--- Information supplied ---
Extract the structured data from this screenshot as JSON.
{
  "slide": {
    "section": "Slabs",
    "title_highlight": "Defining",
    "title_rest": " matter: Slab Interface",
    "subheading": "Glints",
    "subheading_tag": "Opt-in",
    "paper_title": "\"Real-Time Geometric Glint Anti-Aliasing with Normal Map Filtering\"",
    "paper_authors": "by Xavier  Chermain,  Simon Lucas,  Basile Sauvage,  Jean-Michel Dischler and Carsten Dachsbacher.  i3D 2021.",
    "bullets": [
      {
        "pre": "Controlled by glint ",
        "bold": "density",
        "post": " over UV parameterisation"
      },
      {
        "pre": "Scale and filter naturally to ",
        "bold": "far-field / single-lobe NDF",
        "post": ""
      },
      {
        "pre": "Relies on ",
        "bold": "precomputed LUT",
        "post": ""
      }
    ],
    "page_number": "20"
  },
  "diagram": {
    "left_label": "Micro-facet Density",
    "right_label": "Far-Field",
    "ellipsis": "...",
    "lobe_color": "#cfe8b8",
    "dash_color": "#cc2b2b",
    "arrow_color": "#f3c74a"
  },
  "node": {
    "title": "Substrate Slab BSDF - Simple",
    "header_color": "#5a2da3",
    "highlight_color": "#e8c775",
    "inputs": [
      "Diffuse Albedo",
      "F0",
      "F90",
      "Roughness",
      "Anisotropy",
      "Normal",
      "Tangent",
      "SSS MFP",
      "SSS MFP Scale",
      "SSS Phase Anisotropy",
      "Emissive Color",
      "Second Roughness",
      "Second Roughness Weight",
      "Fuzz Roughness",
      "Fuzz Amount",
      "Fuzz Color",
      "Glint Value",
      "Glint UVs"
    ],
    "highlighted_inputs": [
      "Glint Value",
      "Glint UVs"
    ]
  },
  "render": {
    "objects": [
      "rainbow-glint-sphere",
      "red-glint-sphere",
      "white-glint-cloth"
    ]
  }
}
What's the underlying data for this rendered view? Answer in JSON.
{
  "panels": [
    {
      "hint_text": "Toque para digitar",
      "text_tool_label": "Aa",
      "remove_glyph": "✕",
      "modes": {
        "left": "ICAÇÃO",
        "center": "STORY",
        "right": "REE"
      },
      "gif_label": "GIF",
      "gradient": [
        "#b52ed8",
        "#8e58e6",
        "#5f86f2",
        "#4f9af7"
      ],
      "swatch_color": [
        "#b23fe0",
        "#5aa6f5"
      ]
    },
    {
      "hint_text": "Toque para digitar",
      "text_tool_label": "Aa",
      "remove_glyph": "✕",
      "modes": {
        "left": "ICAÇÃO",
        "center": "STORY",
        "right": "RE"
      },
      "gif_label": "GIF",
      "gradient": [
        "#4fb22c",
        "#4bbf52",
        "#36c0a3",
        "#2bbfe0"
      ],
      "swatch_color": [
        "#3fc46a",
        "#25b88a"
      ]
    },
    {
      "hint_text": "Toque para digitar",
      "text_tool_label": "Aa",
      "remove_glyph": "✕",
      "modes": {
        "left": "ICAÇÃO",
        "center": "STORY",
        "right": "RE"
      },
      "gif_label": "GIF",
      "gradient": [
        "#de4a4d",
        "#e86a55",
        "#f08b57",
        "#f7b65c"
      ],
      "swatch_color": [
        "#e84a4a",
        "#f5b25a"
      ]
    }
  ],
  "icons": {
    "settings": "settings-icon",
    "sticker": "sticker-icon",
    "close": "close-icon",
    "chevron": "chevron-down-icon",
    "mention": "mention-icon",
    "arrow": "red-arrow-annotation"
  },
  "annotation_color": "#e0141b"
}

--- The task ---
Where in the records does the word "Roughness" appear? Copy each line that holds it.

--- Output of the exercise ---
      "Roughness",
      "Second Roughness",
      "Second Roughness Weight",
      "Fuzz Roughness",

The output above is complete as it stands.